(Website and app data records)
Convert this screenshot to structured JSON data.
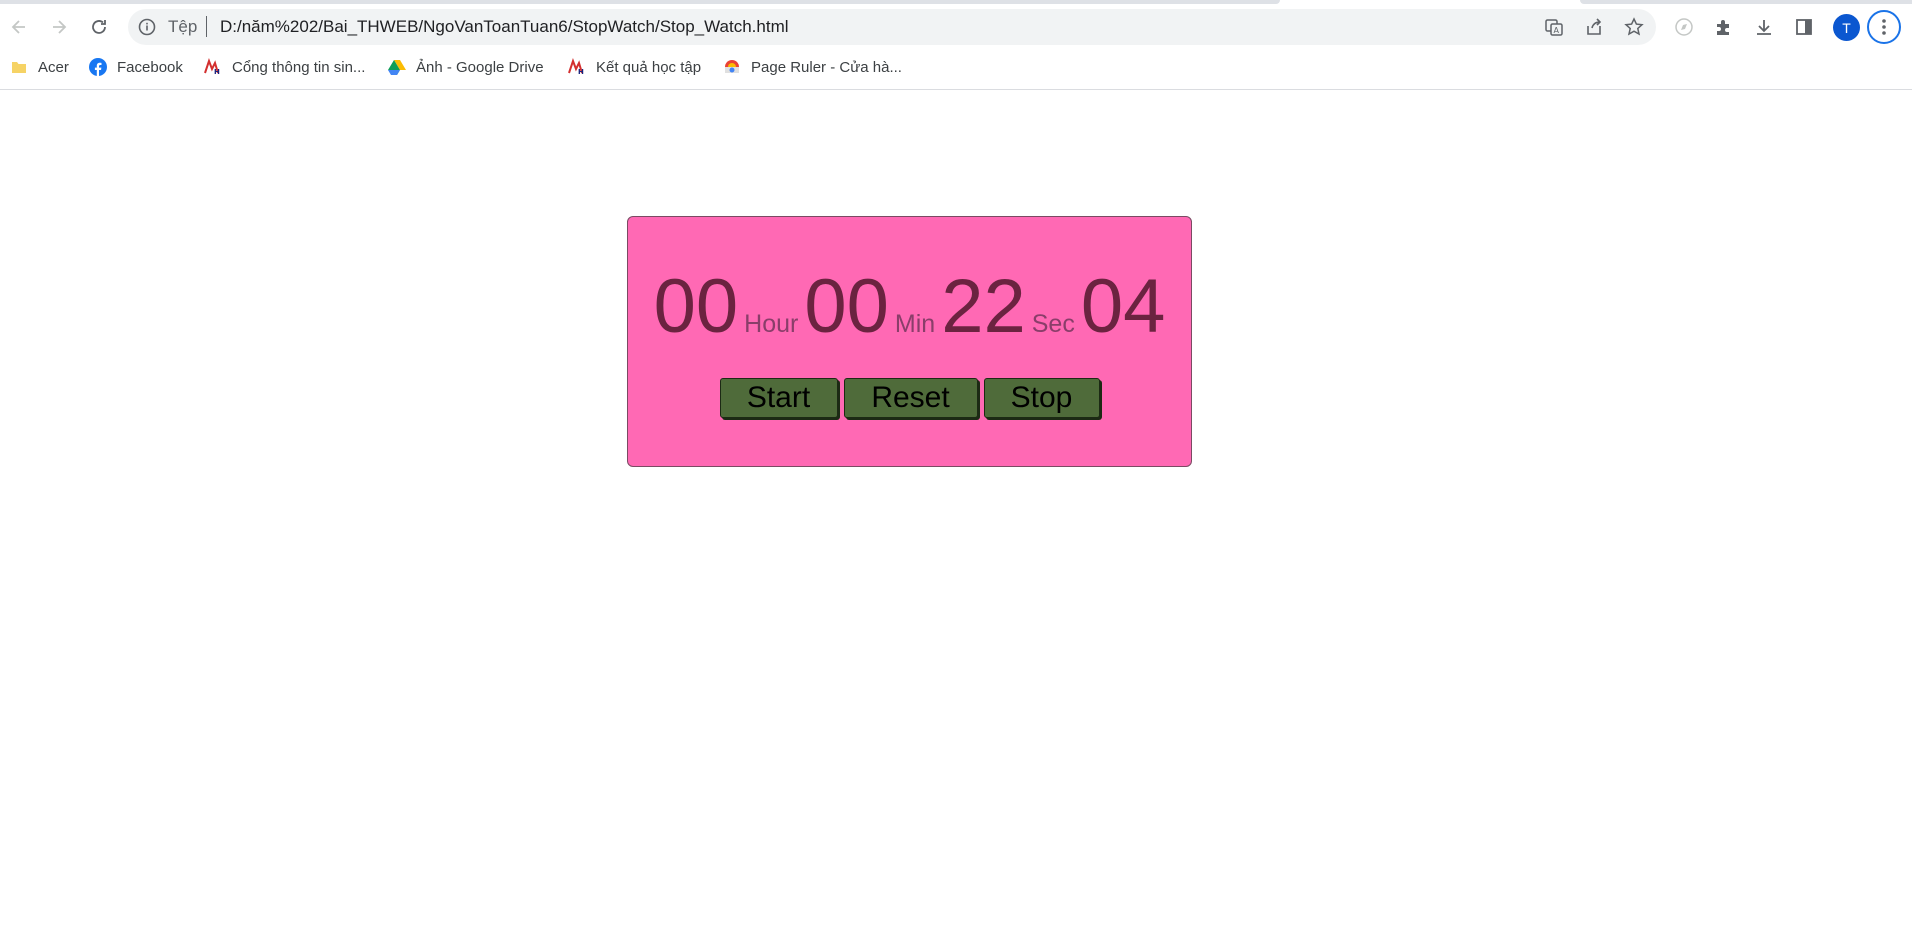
{
  "browser": {
    "scheme_label": "Tệp",
    "url": "D:/năm%202/Bai_THWEB/NgoVanToanTuan6/StopWatch/Stop_Watch.html",
    "avatar_letter": "T",
    "bookmarks": [
      {
        "label": "Acer",
        "icon": "folder-icon"
      },
      {
        "label": "Facebook",
        "icon": "facebook-icon"
      },
      {
        "label": "Cổng thông tin sin...",
        "icon": "school-logo-icon"
      },
      {
        "label": "Ảnh - Google Drive",
        "icon": "google-drive-icon"
      },
      {
        "label": "Kết quả học tập",
        "icon": "school-logo-icon"
      },
      {
        "label": "Page Ruler - Cửa hà...",
        "icon": "chrome-webstore-icon"
      }
    ]
  },
  "stopwatch": {
    "hours": "00",
    "hour_label": "Hour",
    "minutes": "00",
    "min_label": "Min",
    "seconds": "22",
    "sec_label": "Sec",
    "centiseconds": "04",
    "start_label": "Start",
    "reset_label": "Reset",
    "stop_label": "Stop"
  },
  "colors": {
    "panel": "#ff69b4",
    "digits": "#6b2340",
    "button": "#4f6b3a"
  }
}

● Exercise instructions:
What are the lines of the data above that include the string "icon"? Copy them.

● Task response:
        "icon": "folder-icon"
        "icon": "facebook-icon"
        "icon": "school-logo-icon"
        "icon": "google-drive-icon"
        "icon": "school-logo-icon"
        "icon": "chrome-webstore-icon"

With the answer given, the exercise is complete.